If you were hoping to make any modifications to your T-Mobile G2, my apologies. Because the phone apparently ships with a rootkit that will override any changes you make to Android and reinstall the original firmware. That ain't right. UPDATED:
According to the New America Foundation, "one of the microchips embedded into the G2 prevents device owners from making permanent changes that allow custom modifications to the the Android operating system." The full 40-page blow-by-blow of the Dev Forum's thwarted attempts can be found here.
Between this and Motorola's Droid X eFuse kill switch, there's an unsettling—and growing—arrogance. An attitude that says you may have just paid for your phone, but you don't own it. Because if you truly owned it, you'd be able to modify it however you pleased. It's like buying a car and being told you can't buy new Bridgestones a month later. Or more relevantly, as NAF points out: it's like installing Linux on a Windows computer one night, and waking up to find Vista back in place.
So that G2 you bought? It's not yours.
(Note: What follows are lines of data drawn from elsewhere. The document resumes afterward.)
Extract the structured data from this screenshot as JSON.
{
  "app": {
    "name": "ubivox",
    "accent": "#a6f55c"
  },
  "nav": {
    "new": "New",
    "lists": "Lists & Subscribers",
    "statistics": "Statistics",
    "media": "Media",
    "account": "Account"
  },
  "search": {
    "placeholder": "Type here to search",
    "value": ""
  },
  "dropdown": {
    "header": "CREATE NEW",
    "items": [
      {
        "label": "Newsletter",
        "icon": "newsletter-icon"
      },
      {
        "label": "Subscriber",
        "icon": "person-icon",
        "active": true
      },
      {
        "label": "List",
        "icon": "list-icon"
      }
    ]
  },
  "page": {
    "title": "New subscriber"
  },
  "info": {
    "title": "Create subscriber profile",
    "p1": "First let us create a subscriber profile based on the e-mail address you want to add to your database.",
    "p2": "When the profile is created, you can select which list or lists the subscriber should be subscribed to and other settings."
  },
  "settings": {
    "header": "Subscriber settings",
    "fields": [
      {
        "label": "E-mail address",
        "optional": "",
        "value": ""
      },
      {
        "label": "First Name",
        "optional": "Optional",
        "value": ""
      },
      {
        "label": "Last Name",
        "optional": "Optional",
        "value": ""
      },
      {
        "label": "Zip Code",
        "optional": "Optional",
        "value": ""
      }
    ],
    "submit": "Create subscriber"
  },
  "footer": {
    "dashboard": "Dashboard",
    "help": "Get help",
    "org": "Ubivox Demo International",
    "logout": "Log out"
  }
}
It's HTC and T-Mobile's. You're just borrowing it, and the terms of the loan are entirely non-negotiable.
UPDATE: Here's T-Mobile's statement confirming the restrictions:
Code-Level Modifications to the G2
As pioneers in Android-powered mobile devices, T-Mobile and HTC strive to support innovation. The T-Mobile G2 is a powerful and highly customizable Android-powered smartphone, which customers can personalize and make their own, from the look of their home screen to adding their favorite applications and more.
The HTC software implementation on the G2 stores some components in read-only memory as a security measure to prevent key operating system software from becoming corrupted and rendering the device inoperable. There is a small subset of highly technical users who may want to modify and re-engineer their devices at the code level, known as "rooting," but a side effect of HTC's security measure is that these modifications are temporary and cannot be saved to permanent memory. As a result the original code is restored.